In crime author Michael Gilbert’s contribution, “A Very English Lady”, we again get a mainly biographical recounting, Here is her mysterious real-life disappearance in December 1926 that gripped all Britain, plus perhaps lesser known episodes such as her archaeological ventures in the Middle East. Gilbert reminds how her play “The Mousetrap”, which ran continuously in London’s West End from 1952 until March 2020 when it was halted by COVID-19, had its origin in 1947 following a request by Queen Mary, a Christie fan, that she write a radio play.

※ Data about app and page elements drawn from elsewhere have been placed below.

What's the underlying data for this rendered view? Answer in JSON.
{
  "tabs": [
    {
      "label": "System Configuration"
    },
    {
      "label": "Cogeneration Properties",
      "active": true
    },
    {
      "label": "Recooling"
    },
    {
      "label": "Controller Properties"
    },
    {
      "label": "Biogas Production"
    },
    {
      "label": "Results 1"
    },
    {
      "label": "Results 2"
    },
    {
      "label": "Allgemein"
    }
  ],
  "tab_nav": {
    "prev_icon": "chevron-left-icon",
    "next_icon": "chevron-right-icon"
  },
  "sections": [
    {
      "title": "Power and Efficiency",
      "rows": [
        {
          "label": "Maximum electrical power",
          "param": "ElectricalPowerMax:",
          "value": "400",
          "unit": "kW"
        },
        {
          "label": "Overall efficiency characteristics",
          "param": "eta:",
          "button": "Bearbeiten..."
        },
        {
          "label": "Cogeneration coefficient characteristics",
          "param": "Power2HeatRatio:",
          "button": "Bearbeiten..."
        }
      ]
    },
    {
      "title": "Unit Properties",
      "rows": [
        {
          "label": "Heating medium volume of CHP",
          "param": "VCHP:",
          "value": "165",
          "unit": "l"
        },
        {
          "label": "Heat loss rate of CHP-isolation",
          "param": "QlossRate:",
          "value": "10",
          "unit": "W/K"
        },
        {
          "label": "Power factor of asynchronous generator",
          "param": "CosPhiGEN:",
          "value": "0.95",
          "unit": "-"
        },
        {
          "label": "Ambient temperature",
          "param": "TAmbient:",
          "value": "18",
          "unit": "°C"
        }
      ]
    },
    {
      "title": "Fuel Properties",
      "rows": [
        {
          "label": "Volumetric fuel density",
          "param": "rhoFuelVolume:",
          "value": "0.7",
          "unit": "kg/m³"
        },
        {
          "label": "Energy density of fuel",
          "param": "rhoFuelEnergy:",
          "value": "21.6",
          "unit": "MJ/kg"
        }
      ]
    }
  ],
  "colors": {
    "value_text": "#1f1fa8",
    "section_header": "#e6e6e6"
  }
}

“The Christie Everybody Knew” chapter by suspense writer Celia Fremlin, takes a look at the reviews Christie received over the years, and “The Christie Nobody Knew” by Dorothy B. Hughes, another suspense novelist and a critic, writes about the six novels Christie wrote under the pseudonym Mary Westacott between 1930 and 1956. These are, Hughes says, distinctly different from the mystery books, being on the whole a fictionalised autobiography.
Theatre historian and drama critic J.C. Trewin examines her “Midas gift” to the theatre – more than simply the record-breaking “The Mousetrap” – and film critic Philip Jenkinson focuses on a dozen or so movie adaptations, the most remarkable being the 1945 “And Then There Were None”, director Billy Wilder’s “Witness for the Prosecution” in 1957 with its quadruple twist of an ending, and the enormously successful “Murder on the Orient Express” of 1974.
Mystery novelist Emma Lathen takes a humorous look at the impact of Christie in the United States, and Keating’s collection winds up with portraits of Poirot and “his very antithesis” Miss Marple, as detective novelist Christianna Brand opines: “Where Poirot is all shine and show-off, Miss Marple is the very pink of self-deprecation.”
In 1971, Christie was appointed a Dame Commander of the Order of the British Empire (DBE) for her contributions to literature. She died in 1976 aged 85.
Will we read a fourth Christie? Perhaps “The Murder of Roger Ackroyd” (“long accepted as one of the finest of her detective stories”: Michael Gilbert; “the best and most powerful of her books”: Celia Fremlin) or “And Then There Were None” or “Sparkling Cyanide” (both “fantastically ingenious”: Gilbert) or “The Mysterious Affair at Styles” (“Christie stands in a class by herself as a writer of detective stories”: anonymous reviewer) or other commendations?
Probably not. H.R.F. Keating’s collection of essays does nicely for the moment.